### Task description
Count the lines below that contain the word "price", and reply with only that number.

Records drawn from a dataset:
Start of Block

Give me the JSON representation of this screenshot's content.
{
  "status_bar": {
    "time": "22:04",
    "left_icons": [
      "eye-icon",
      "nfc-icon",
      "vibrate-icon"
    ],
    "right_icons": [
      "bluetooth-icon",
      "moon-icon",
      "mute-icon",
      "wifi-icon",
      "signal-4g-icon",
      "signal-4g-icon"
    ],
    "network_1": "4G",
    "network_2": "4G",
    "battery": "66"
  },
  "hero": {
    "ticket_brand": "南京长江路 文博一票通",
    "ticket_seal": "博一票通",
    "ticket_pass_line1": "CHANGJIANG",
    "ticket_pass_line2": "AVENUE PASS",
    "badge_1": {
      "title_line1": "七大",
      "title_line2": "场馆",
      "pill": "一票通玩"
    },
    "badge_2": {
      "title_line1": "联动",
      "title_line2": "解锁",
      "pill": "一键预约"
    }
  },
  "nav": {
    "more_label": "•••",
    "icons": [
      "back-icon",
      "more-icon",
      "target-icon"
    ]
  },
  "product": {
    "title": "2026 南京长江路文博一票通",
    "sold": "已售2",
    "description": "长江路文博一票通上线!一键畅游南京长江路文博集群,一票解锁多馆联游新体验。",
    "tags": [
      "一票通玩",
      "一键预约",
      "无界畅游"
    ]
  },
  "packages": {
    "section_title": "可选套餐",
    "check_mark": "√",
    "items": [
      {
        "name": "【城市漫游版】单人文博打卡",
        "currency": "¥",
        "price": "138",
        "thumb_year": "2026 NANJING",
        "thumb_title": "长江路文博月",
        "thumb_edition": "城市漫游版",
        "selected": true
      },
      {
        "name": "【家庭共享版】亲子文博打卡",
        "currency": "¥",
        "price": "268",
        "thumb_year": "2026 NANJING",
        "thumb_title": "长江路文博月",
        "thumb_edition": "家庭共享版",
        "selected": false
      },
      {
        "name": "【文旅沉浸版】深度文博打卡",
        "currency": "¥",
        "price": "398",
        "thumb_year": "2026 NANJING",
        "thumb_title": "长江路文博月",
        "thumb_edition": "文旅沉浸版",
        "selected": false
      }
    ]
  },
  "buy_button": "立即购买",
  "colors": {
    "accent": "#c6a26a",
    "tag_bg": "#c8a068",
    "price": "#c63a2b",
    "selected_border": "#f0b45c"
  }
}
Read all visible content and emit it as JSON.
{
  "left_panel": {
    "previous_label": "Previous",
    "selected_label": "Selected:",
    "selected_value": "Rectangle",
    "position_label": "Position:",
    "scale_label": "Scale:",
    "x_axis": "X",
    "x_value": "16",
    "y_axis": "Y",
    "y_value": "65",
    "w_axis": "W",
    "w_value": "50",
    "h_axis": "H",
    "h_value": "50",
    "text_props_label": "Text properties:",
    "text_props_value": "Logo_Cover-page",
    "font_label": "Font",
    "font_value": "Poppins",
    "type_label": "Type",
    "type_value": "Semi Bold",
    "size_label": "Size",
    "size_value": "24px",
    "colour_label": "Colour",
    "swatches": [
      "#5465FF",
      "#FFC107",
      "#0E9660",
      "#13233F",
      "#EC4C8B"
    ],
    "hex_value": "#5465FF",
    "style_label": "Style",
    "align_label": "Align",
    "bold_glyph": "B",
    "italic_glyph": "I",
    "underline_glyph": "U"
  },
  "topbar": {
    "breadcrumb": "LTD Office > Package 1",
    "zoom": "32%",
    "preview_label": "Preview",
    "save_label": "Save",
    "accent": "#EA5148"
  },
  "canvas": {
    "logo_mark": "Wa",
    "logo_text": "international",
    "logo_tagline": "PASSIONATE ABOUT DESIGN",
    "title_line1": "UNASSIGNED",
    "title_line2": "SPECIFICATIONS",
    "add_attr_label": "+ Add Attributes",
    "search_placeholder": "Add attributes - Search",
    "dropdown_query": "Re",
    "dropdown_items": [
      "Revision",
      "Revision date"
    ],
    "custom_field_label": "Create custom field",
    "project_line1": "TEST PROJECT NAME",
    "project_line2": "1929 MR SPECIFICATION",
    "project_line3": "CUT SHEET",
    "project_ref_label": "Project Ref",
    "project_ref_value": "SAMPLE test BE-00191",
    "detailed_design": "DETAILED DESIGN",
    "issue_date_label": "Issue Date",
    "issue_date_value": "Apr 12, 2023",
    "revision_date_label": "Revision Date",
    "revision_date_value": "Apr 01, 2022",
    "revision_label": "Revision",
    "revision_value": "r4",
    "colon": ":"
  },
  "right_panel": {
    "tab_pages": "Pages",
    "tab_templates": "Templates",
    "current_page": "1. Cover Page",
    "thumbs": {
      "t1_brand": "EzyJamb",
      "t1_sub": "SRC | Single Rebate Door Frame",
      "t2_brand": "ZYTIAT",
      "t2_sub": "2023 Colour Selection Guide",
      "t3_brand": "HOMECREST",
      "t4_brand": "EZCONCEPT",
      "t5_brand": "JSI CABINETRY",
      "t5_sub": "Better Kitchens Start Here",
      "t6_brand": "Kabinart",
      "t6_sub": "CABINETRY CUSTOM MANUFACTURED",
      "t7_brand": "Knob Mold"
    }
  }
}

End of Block

### Reply
4